ACTIVITY ::
Return every line below exactly, leaving nothing out.

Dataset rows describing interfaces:
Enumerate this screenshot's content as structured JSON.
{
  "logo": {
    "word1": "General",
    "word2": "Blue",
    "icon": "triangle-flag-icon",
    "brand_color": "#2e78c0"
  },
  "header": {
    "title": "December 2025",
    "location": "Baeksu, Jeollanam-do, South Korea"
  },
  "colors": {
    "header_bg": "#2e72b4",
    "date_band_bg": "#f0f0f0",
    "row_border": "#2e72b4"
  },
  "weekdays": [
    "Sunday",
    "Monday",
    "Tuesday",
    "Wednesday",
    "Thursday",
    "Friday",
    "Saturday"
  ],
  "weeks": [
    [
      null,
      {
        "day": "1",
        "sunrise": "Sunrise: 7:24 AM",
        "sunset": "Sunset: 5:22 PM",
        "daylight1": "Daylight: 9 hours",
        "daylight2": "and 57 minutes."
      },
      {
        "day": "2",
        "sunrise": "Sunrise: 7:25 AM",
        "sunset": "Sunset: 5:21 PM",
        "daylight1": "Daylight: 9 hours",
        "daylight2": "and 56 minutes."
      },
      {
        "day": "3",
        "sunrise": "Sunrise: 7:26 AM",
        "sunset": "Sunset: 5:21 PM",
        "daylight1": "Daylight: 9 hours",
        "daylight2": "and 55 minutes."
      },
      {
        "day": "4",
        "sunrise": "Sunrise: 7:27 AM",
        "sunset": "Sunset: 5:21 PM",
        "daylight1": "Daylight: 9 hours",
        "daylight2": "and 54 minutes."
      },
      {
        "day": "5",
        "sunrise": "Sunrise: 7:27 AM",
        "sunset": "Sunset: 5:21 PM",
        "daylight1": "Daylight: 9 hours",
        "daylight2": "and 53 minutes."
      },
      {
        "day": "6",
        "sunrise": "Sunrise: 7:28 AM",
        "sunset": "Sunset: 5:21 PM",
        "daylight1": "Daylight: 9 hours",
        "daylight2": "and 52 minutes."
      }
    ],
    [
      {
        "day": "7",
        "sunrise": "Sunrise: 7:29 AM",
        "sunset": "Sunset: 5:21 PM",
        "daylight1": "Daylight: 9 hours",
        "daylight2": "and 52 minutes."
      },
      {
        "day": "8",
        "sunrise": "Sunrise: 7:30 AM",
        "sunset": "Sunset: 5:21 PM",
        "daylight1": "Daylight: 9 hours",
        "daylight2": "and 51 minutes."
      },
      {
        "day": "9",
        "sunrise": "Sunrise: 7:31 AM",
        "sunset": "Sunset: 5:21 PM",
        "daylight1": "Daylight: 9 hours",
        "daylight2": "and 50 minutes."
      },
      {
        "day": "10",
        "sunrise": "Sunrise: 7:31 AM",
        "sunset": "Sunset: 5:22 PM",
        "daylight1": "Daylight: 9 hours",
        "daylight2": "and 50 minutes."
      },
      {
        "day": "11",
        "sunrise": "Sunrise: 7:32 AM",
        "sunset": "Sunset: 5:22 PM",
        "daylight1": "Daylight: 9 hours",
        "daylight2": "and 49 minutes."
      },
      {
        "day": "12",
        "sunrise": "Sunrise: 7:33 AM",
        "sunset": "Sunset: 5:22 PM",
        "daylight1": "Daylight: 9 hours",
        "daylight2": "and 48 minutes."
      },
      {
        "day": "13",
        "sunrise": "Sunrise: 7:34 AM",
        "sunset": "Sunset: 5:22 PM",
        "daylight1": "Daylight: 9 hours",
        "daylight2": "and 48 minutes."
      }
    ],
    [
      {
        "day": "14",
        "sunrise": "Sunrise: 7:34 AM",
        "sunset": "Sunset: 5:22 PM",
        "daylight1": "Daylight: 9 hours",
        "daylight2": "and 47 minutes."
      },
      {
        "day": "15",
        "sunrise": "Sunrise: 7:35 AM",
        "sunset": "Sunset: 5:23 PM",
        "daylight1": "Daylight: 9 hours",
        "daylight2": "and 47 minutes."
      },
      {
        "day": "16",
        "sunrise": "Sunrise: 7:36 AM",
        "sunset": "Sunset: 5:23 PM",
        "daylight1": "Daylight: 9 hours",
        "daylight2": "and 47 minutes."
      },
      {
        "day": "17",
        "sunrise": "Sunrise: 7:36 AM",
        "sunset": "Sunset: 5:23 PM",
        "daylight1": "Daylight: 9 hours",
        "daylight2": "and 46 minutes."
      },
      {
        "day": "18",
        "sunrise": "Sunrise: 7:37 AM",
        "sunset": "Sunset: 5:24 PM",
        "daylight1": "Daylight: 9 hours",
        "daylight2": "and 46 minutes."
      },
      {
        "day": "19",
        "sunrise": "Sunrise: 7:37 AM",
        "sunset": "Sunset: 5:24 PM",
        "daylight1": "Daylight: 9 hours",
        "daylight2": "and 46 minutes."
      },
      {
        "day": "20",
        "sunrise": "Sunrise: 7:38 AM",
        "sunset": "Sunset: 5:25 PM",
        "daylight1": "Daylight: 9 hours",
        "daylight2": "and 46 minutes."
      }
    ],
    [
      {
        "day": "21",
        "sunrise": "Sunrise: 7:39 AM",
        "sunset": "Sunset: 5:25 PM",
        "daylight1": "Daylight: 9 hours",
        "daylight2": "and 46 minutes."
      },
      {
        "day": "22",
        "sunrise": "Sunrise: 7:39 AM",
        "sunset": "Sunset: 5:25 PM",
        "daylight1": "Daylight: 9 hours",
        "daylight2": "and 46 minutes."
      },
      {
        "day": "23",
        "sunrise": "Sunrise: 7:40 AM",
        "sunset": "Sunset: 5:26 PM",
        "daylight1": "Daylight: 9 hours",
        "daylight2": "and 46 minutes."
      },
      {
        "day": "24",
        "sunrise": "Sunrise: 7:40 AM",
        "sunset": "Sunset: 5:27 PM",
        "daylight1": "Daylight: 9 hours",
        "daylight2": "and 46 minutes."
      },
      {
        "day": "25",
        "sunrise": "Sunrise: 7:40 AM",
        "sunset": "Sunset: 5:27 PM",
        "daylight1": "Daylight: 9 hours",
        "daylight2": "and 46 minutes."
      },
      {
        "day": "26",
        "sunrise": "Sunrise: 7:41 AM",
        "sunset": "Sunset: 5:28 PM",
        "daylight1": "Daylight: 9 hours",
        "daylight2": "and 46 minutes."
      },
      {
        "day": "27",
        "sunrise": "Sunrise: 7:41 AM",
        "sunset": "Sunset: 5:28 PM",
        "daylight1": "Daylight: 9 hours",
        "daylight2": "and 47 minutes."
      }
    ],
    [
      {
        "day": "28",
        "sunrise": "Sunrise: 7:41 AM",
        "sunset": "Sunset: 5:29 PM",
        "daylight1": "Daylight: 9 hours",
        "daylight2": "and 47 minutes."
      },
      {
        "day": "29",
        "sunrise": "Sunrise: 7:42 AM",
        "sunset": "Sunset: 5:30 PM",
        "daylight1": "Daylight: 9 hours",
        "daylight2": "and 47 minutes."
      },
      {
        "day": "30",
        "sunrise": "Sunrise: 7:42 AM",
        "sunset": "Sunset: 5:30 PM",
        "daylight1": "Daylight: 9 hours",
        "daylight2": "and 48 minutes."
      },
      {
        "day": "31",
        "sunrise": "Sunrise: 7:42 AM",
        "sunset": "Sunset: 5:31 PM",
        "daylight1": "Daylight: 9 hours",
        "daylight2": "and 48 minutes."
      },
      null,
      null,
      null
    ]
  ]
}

RESPONSE TO THIS TASK ::
Enumerate this screenshot's content as structured JSON.
{
  "logo": {
    "word1": "General",
    "word2": "Blue",
    "icon": "triangle-flag-icon",
    "brand_color": "#2e78c0"
  },
  "header": {
    "title": "December 2025",
    "location": "Baeksu, Jeollanam-do, South Korea"
  },
  "colors": {
    "header_bg": "#2e72b4",
    "date_band_bg": "#f0f0f0",
    "row_border": "#2e72b4"
  },
  "weekdays": [
    "Sunday",
    "Monday",
    "Tuesday",
    "Wednesday",
    "Thursday",
    "Friday",
    "Saturday"
  ],
  "weeks": [
    [
      null,
      {
        "day": "1",
        "sunrise": "Sunrise: 7:24 AM",
        "sunset": "Sunset: 5:22 PM",
        "daylight1": "Daylight: 9 hours",
        "daylight2": "and 57 minutes."
      },
      {
        "day": "2",
        "sunrise": "Sunrise: 7:25 AM",
        "sunset": "Sunset: 5:21 PM",
        "daylight1": "Daylight: 9 hours",
        "daylight2": "and 56 minutes."
      },
      {
        "day": "3",
        "sunrise": "Sunrise: 7:26 AM",
        "sunset": "Sunset: 5:21 PM",
        "daylight1": "Daylight: 9 hours",
        "daylight2": "and 55 minutes."
      },
      {
        "day": "4",
        "sunrise": "Sunrise: 7:27 AM",
        "sunset": "Sunset: 5:21 PM",
        "daylight1": "Daylight: 9 hours",
        "daylight2": "and 54 minutes."
      },
      {
        "day": "5",
        "sunrise": "Sunrise: 7:27 AM",
        "sunset": "Sunset: 5:21 PM",
        "daylight1": "Daylight: 9 hours",
        "daylight2": "and 53 minutes."
      },
      {
        "day": "6",
        "sunrise": "Sunrise: 7:28 AM",
        "sunset": "Sunset: 5:21 PM",
        "daylight1": "Daylight: 9 hours",
        "daylight2": "and 52 minutes."
      }
    ],
    [
      {
        "day": "7",
        "sunrise": "Sunrise: 7:29 AM",
        "sunset": "Sunset: 5:21 PM",
        "daylight1": "Daylight: 9 hours",
        "daylight2": "and 52 minutes."
      },
      {
        "day": "8",
        "sunrise": "Sunrise: 7:30 AM",
        "sunset": "Sunset: 5:21 PM",
        "daylight1": "Daylight: 9 hours",
        "daylight2": "and 51 minutes."
      },
      {
        "day": "9",
        "sunrise": "Sunrise: 7:31 AM",
        "sunset": "Sunset: 5:21 PM",
        "daylight1": "Daylight: 9 hours",
        "daylight2": "and 50 minutes."
      },
      {
        "day": "10",
        "sunrise": "Sunrise: 7:31 AM",
        "sunset": "Sunset: 5:22 PM",
        "daylight1": "Daylight: 9 hours",
        "daylight2": "and 50 minutes."
      },
      {
        "day": "11",
        "sunrise": "Sunrise: 7:32 AM",
        "sunset": "Sunset: 5:22 PM",
        "daylight1": "Daylight: 9 hours",
        "daylight2": "and 49 minutes."
      },
      {
        "day": "12",
        "sunrise": "Sunrise: 7:33 AM",
        "sunset": "Sunset: 5:22 PM",
        "daylight1": "Daylight: 9 hours",
        "daylight2": "and 48 minutes."
      },
      {
        "day": "13",
        "sunrise": "Sunrise: 7:34 AM",
        "sunset": "Sunset: 5:22 PM",
        "daylight1": "Daylight: 9 hours",
        "daylight2": "and 48 minutes."
      }
    ],
    [
      {
        "day": "14",
        "sunrise": "Sunrise: 7:34 AM",
        "sunset": "Sunset: 5:22 PM",
        "daylight1": "Daylight: 9 hours",
        "daylight2": "and 47 minutes."
      },
      {
        "day": "15",
        "sunrise": "Sunrise: 7:35 AM",
        "sunset": "Sunset: 5:23 PM",
        "daylight1": "Daylight: 9 hours",
        "daylight2": "and 47 minutes."
      },
      {
        "day": "16",
        "sunrise": "Sunrise: 7:36 AM",
        "sunset": "Sunset: 5:23 PM",
        "daylight1": "Daylight: 9 hours",
        "daylight2": "and 47 minutes."
      },
      {
        "day": "17",
        "sunrise": "Sunrise: 7:36 AM",
        "sunset": "Sunset: 5:23 PM",
        "daylight1": "Daylight: 9 hours",
        "daylight2": "and 46 minutes."
      },
      {
        "day": "18",
        "sunrise": "Sunrise: 7:37 AM",
        "sunset": "Sunset: 5:24 PM",
        "daylight1": "Daylight: 9 hours",
        "daylight2": "and 46 minutes."
      },
      {
        "day": "19",
        "sunrise": "Sunrise: 7:37 AM",
        "sunset": "Sunset: 5:24 PM",
        "daylight1": "Daylight: 9 hours",
        "daylight2": "and 46 minutes."
      },
      {
        "day": "20",
        "sunrise": "Sunrise: 7:38 AM",
        "sunset": "Sunset: 5:25 PM",
        "daylight1": "Daylight: 9 hours",
        "daylight2": "and 46 minutes."
      }
    ],
    [
      {
        "day": "21",
        "sunrise": "Sunrise: 7:39 AM",
        "sunset": "Sunset: 5:25 PM",
        "daylight1": "Daylight: 9 hours",
        "daylight2": "and 46 minutes."
      },
      {
        "day": "22",
        "sunrise": "Sunrise: 7:39 AM",
        "sunset": "Sunset: 5:25 PM",
        "daylight1": "Daylight: 9 hours",
        "daylight2": "and 46 minutes."
      },
      {
        "day": "23",
        "sunrise": "Sunrise: 7:40 AM",
        "sunset": "Sunset: 5:26 PM",
        "daylight1": "Daylight: 9 hours",
        "daylight2": "and 46 minutes."
      },
      {
        "day": "24",
        "sunrise": "Sunrise: 7:40 AM",
        "sunset": "Sunset: 5:27 PM",
        "daylight1": "Daylight: 9 hours",
        "daylight2": "and 46 minutes."
      },
      {
        "day": "25",
        "sunrise": "Sunrise: 7:40 AM",
        "sunset": "Sunset: 5:27 PM",
        "daylight1": "Daylight: 9 hours",
        "daylight2": "and 46 minutes."
      },
      {
        "day": "26",
        "sunrise": "Sunrise: 7:41 AM",
        "sunset": "Sunset: 5:28 PM",
        "daylight1": "Daylight: 9 hours",
        "daylight2": "and 46 minutes."
      },
      {
        "day": "27",
        "sunrise": "Sunrise: 7:41 AM",
        "sunset": "Sunset: 5:28 PM",
        "daylight1": "Daylight: 9 hours",
        "daylight2": "and 47 minutes."
      }
    ],
    [
      {
        "day": "28",
        "sunrise": "Sunrise: 7:41 AM",
        "sunset": "Sunset: 5:29 PM",
        "daylight1": "Daylight: 9 hours",
        "daylight2": "and 47 minutes."
      },
      {
        "day": "29",
        "sunrise": "Sunrise: 7:42 AM",
        "sunset": "Sunset: 5:30 PM",
        "daylight1": "Daylight: 9 hours",
        "daylight2": "and 47 minutes."
      },
      {
        "day": "30",
        "sunrise": "Sunrise: 7:42 AM",
        "sunset": "Sunset: 5:30 PM",
        "daylight1": "Daylight: 9 hours",
        "daylight2": "and 48 minutes."
      },
      {
        "day": "31",
        "sunrise": "Sunrise: 7:42 AM",
        "sunset": "Sunset: 5:31 PM",
        "daylight1": "Daylight: 9 hours",
        "daylight2": "and 48 minutes."
      },
      null,
      null,
      null
    ]
  ]
}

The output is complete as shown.